THAT is not a problem for dealers! But it IS a problem for Benjamin Moore.
Some otherwise healthy dealers will make the self-enlightened decision to close their stores. One 60-year-old dealer I spoke with told me that with the losses he has recently sustained, he needs to put $250K into his business to reopen the doors and set it up for success. Yet his plan remains to retire in five years. He KNOWS, that putting that money into his business is tantamount to kissing it goodbye. Considering the lack of value in and the illiquid nature of Benjamin Moore stores as retailers look to get out, (a topic I have some recent personal experience with). This dealer calculates that over the course of the five years he has left in the business, he would be better off financially by just closing now!
Saving a paint business is a young person’s game.
THE Montvale Massacre!
I was never asked to share my views on the current state of Benjamin Moore or their dealer network with Chairman and CEO Dan Calkins. Or anyone else for that matter! A fact that I find vexing considering my connection to their retailers and the fact that they were paying me!

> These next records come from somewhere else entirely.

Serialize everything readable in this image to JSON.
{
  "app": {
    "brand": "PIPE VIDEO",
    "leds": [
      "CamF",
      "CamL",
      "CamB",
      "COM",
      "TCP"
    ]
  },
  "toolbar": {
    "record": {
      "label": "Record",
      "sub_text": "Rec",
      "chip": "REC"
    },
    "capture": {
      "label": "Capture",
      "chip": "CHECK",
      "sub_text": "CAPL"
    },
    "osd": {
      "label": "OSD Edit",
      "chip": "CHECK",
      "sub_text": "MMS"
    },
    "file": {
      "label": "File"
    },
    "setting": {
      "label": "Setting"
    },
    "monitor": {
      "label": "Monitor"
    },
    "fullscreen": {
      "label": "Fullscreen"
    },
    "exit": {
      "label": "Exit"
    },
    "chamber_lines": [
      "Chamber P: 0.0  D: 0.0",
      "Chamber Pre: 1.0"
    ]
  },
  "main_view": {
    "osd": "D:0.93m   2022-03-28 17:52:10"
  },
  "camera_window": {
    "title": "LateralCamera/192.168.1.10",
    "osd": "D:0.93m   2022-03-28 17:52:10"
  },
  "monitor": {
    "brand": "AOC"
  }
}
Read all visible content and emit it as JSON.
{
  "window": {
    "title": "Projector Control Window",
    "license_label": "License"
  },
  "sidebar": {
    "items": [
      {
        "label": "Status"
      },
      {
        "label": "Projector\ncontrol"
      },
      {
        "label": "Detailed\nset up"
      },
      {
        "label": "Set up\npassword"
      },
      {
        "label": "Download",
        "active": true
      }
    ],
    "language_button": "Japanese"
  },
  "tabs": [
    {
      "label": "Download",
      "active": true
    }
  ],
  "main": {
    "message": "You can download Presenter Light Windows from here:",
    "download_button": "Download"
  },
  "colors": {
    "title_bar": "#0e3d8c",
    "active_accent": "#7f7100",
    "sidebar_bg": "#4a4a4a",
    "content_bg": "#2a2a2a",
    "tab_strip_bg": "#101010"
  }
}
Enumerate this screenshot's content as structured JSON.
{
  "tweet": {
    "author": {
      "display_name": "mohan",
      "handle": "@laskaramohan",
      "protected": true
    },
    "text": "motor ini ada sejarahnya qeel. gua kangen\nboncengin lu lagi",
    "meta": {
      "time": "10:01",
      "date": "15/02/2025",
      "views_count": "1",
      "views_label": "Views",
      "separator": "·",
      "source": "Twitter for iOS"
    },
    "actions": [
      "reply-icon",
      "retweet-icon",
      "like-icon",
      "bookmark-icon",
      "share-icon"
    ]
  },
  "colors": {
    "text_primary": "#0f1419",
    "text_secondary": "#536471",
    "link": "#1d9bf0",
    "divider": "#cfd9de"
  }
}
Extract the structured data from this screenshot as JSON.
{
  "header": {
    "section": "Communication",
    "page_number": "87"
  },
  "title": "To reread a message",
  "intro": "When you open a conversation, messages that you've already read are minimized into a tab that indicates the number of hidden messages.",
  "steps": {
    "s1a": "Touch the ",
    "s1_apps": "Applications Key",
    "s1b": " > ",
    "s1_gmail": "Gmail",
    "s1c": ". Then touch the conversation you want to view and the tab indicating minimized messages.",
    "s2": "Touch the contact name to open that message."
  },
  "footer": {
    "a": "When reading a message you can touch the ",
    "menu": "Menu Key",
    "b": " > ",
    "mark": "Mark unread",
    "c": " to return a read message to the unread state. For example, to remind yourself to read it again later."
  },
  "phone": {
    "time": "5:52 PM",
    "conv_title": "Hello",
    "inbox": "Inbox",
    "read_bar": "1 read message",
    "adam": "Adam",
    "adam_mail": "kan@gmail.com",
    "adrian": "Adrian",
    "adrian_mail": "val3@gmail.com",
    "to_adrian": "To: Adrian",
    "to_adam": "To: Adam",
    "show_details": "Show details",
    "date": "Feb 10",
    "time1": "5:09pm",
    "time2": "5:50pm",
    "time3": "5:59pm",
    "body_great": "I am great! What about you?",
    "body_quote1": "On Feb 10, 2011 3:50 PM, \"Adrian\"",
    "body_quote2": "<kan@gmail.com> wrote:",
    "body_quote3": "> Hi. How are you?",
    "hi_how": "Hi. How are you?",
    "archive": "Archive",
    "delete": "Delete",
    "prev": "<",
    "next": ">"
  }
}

Still though, Dan showed that he drew similar conclusions to the ones I offer above: Last week, in what insiders are calling the “Montvale Massacre,” he laid off approximately 15% of his non-manufacturing staff.
About a week before the “Montvale Massacre” in a move that got even less attention, Benjamin Moore also let go all of their contract employees.
That included me!
And that means that for the first time in 113 years, there is no association between the family of Isaac Lipton and one of the first salesmen my great-grandfather ever bought paint from: Mr. Benjamin Moore.
That makes me sad.
I’m going to have a lot to say about what has been without a doubt the most complicated relationship of my business career: my 30+ year relationship with Benjamin Moore & Co. and their employees. I look forward to writing about the 30+ year relationship with the (only) men who have served as its CEO.
But not today!
All that is going to take me time to figure out: I’ve got over 30 years of notes to go through! And now is not that time.
To my former coworkers, including those recently RiF’d, I am really grateful that we got to spend some time on the same side of the counter! I enjoyed meeting so many new faces as well as getting to work side-by-side with decades-long friends.
While sad, the timing of this separation works well, at least for me and independent dealers. During this crisis I can do more to help dealers from outside Benjamin Moore than I ever could have ever done from inside the walls of Montvale.
For newer readers: Now do you understand the tape in the pro pic?